In third grade, students use analog clocks to tell and write time to the nearest minute and to calculate elapsed time. They chunk time into 15 minute-increments and explore time conversions between second, minutes, and hours. Third grade math teacher Maura Oare admits that it’s not a unit that students find thrilling given the prevalence of digital clocks, but in addition to cementing a basic life skill, analog time-telling helps students to build number sense and practice their addition and subtraction strategies as they work on time problems.
As a hook to the unit, Maura and Allison work with each student to design and build their own working clock. Each student designs a clock face that holds particular meaning. This year, student designs included a football-shaped Superbowl clock, an asteroid hurtling toward earth, and even a clock shaped like a chicken! The only design constraints are that the clock can be no larger than 6”x6”, must have numbers and a space for hands in the center, and feature the student’s name somewhere on the clock face.
Using the 2D Design software, students created their clock designs and added numbers and tick marks around the edge for the minutes. The laser cutter cut out each shape and rendered the design features onto the clock face. The wooden clock faces were then brought back to the classroom, where students painted them, added hand-drawn designs, and set up an assembly line to fit each one with clock hands and motors.
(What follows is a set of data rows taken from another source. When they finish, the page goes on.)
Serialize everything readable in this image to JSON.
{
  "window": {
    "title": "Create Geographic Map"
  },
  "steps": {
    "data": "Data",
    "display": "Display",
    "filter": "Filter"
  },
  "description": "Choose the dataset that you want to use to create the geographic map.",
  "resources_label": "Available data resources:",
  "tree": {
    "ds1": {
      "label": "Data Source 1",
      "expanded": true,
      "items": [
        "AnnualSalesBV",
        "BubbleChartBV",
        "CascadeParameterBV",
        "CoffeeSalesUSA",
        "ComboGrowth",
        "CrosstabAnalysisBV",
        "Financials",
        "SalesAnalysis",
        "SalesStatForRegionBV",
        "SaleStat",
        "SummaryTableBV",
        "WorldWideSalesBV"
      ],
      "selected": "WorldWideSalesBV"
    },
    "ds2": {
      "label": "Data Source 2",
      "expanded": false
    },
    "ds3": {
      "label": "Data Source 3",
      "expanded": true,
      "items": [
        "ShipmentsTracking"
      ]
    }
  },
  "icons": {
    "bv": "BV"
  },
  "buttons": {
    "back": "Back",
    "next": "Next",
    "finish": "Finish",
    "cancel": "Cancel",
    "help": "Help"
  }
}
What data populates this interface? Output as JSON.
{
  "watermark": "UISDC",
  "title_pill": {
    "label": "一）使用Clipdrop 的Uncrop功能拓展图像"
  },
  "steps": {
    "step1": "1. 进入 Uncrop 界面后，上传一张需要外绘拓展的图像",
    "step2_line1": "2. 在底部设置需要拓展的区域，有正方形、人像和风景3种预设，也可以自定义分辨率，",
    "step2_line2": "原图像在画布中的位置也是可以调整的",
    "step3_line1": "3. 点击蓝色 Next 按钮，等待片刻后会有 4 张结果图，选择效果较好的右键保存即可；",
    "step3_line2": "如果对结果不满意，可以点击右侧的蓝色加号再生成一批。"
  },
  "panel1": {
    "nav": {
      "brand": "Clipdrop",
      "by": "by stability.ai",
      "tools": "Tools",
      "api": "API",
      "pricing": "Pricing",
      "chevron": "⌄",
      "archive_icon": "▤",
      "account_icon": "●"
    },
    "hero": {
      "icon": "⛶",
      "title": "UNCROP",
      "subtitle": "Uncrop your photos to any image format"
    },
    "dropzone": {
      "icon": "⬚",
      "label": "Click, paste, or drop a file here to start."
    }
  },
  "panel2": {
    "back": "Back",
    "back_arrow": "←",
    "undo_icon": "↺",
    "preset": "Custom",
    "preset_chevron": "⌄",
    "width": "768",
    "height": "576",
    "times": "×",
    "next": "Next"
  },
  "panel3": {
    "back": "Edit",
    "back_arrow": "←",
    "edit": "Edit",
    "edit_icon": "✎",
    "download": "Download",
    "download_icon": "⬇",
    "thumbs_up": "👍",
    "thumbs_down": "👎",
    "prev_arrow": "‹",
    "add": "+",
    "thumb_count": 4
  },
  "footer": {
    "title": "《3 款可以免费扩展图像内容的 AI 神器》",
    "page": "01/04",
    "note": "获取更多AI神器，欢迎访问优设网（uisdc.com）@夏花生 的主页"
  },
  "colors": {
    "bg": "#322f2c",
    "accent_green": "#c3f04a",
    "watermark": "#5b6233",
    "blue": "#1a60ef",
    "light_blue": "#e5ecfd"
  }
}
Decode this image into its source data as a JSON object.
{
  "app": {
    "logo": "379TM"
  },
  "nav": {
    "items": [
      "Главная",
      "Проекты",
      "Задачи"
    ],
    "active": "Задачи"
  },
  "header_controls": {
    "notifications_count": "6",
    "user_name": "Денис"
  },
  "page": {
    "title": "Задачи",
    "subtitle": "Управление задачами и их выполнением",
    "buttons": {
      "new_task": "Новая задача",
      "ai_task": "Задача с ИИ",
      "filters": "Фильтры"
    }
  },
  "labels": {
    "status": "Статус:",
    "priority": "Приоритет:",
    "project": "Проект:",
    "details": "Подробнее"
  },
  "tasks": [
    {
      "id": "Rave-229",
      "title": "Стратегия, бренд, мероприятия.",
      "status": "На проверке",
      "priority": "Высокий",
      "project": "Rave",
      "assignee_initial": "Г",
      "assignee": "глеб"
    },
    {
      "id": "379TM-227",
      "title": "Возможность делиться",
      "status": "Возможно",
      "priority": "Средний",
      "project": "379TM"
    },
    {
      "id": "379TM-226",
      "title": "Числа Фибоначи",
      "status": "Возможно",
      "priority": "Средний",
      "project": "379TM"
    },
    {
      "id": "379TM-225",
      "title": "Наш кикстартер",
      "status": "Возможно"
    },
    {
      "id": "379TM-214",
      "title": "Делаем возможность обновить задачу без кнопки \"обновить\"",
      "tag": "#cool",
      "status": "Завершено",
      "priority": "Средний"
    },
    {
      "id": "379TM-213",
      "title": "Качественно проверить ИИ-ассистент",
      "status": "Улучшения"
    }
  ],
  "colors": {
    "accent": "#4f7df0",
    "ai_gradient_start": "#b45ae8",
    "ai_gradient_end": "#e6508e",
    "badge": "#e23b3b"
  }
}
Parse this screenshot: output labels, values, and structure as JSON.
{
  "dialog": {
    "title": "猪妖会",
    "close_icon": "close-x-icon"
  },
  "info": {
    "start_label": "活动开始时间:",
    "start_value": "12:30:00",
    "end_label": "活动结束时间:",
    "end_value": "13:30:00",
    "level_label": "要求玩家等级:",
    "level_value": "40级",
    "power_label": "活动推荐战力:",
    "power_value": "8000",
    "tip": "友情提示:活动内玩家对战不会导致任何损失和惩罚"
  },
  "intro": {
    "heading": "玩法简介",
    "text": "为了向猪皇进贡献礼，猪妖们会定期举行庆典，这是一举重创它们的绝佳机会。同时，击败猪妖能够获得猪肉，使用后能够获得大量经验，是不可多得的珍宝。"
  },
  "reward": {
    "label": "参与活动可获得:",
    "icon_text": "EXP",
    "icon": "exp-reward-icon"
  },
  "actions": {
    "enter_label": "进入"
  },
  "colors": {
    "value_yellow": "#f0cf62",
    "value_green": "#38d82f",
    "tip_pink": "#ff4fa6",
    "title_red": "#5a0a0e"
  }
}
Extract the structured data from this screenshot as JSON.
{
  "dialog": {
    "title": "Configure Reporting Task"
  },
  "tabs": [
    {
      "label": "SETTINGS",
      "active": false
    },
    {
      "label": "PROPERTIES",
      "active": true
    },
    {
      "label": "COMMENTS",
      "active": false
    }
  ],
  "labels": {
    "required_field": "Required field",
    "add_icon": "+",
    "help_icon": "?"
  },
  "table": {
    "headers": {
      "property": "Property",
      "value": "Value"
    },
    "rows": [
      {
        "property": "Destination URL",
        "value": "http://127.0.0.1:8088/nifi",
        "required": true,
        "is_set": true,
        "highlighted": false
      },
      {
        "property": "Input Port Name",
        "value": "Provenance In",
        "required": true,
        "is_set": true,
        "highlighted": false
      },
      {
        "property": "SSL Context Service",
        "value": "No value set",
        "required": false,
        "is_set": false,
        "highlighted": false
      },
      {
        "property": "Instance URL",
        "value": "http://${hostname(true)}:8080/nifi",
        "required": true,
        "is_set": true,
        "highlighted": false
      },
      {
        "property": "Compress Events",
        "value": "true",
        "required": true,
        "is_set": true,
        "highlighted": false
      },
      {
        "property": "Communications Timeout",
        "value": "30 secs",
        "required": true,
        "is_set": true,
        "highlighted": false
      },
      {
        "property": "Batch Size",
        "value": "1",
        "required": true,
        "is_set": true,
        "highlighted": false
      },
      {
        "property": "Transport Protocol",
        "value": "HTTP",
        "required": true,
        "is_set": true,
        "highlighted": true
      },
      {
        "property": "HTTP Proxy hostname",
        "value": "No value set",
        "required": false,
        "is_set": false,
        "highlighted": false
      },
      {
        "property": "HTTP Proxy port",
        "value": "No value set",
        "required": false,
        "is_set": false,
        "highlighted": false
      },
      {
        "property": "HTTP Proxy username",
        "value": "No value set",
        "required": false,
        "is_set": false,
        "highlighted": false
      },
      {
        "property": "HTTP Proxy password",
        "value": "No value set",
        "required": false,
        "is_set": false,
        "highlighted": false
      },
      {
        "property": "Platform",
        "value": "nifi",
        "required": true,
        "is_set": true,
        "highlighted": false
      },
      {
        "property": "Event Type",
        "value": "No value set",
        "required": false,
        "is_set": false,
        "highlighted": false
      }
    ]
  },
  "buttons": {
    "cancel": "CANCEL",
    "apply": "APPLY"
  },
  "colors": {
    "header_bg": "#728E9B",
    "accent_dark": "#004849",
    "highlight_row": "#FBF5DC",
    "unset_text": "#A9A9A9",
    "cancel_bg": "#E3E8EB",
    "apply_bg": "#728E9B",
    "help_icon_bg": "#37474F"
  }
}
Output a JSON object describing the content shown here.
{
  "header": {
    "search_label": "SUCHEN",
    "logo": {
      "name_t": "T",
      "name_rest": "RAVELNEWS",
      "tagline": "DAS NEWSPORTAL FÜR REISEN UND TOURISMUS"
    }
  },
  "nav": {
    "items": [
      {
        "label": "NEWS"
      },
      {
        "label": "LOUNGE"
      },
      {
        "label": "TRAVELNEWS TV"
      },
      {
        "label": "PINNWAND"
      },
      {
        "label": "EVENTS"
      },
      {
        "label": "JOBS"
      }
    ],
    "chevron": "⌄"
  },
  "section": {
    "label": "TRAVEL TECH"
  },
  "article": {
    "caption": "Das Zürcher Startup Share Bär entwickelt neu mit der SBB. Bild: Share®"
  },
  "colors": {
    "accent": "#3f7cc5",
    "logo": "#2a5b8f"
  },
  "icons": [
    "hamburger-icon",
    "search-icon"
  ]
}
In a forthcoming co-written article for the International Journal of Science and Mathematics Education entitled “Geometry and Design Thinking in the Elementary School,” Lainie and Allison explain that hands-on projects like the clocks and pentominoes offer an immersive math experience that challenges students’ problem solving skills and enriches their understanding of foundational concepts. Lainie and Allison note that the objects created in these projects “hold a story, and the story includes the design process, the pride of accomplishment, and the core subject learning objectives interwoven into the project.”
What is a meaningful mathematical task?
Activities like creating pentomino puzzles and clocks engage students in the study and application of mathematical topics in a way that enriches their understanding. According to the authors of Making Sense: Teaching and Learning Mathematics with Understanding (Hiebert et al. 1997) there are three features of meaningful mathematical tasks:
1. The tasks are problematic. Students view the problem as interesting. There is something to find out as a result of solving the problem and something to make sense of.
2. The tasks connect with where the students are. Students must be able to apply the knowledge and skill they already have to develop a method for completing the task or solving the problem.
3. The tasks engage students in thinking about important mathematics. Students must have the opportunity to reflect on important mathematical ideas and to take something of mathematical value away from the experience.